- Opening Delimiter -

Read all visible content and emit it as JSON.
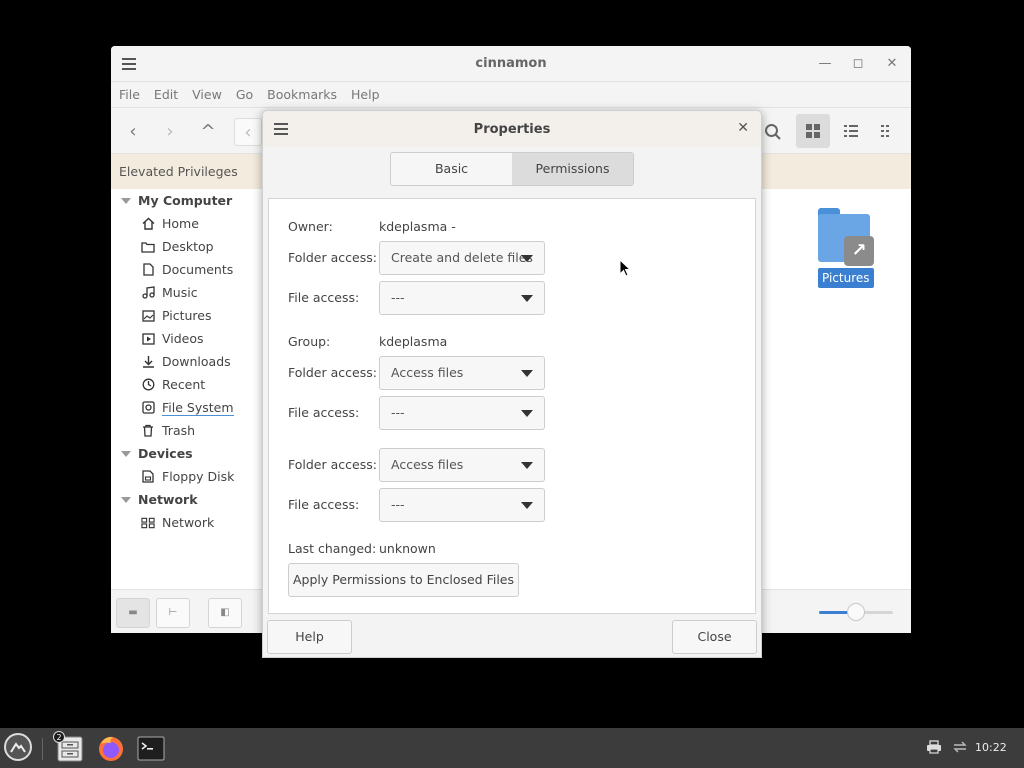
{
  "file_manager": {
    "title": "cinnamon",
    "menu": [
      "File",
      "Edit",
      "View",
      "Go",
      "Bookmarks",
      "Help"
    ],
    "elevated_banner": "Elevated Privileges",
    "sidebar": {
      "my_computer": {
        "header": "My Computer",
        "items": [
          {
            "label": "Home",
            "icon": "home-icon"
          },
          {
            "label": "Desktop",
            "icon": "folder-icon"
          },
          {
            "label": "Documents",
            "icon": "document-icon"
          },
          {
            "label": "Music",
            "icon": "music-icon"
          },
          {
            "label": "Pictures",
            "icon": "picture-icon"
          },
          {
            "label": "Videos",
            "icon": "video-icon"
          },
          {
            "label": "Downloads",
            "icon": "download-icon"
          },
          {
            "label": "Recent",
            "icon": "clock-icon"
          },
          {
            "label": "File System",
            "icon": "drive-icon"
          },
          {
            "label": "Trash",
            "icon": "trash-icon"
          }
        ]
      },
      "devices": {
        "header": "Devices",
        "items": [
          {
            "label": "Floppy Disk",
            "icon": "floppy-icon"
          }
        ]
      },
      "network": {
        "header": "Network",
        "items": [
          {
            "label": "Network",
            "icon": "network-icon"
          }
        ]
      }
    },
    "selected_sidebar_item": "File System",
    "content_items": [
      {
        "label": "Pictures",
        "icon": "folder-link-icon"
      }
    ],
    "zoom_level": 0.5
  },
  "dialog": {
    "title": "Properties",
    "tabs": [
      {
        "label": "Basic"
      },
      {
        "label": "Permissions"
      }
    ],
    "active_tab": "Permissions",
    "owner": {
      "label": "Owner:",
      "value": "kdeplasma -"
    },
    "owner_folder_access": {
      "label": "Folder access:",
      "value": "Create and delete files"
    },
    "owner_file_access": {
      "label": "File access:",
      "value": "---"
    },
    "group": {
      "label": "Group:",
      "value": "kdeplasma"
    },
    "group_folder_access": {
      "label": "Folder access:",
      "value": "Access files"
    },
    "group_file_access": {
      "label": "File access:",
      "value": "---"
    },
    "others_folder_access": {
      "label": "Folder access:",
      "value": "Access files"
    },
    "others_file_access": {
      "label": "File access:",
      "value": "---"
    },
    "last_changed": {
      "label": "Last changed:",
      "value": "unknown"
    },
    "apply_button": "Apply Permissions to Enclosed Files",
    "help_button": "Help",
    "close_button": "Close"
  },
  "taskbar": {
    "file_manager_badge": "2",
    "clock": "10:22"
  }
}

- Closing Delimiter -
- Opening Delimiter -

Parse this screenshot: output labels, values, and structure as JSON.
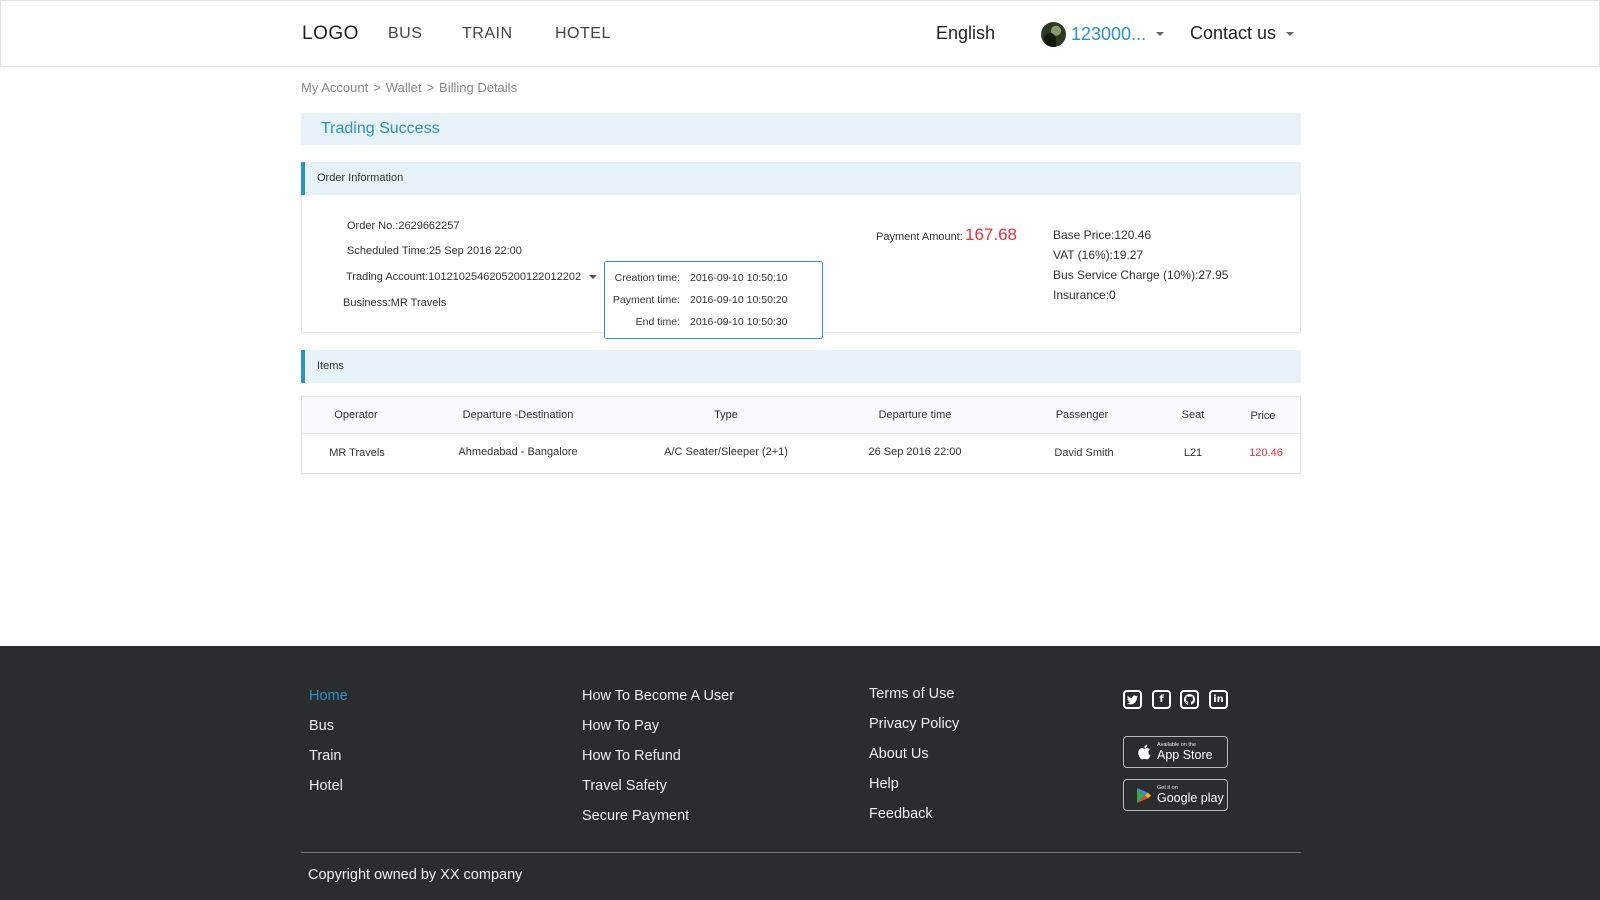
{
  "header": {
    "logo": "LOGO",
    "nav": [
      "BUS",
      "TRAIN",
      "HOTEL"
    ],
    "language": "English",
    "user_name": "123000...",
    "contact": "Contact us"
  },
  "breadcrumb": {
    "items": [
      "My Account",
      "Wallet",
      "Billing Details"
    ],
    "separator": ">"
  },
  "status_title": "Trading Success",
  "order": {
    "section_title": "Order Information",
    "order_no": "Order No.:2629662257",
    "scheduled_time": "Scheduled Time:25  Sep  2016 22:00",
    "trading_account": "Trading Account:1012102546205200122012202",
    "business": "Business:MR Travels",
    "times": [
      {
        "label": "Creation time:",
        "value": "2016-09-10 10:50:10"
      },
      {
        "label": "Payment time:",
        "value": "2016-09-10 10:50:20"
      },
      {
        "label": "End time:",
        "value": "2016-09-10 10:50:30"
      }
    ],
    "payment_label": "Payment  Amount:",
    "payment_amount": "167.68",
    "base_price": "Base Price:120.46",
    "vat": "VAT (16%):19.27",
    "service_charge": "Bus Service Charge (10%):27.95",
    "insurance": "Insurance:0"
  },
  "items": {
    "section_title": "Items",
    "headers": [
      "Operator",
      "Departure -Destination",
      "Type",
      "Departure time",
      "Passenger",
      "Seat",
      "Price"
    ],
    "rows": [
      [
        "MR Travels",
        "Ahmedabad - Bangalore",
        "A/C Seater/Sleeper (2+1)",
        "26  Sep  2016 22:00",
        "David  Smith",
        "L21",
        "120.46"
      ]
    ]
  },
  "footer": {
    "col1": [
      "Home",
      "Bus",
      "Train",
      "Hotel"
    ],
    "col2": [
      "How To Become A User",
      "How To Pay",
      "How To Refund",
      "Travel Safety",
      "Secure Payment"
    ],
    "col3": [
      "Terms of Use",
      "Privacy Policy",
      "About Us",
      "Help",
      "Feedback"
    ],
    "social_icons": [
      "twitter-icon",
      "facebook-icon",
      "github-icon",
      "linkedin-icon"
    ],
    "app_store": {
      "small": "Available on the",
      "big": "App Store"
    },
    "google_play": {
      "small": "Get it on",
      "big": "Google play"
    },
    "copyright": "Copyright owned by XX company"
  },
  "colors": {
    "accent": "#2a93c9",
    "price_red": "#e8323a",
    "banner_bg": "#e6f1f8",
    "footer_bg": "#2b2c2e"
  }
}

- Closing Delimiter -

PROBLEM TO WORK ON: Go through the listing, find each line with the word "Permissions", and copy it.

SOLUTION TO THE PROBLEM:
        "label": "Permissions"
    "active_tab": "Permissions",
    "apply_button": "Apply Permissions to Enclosed Files",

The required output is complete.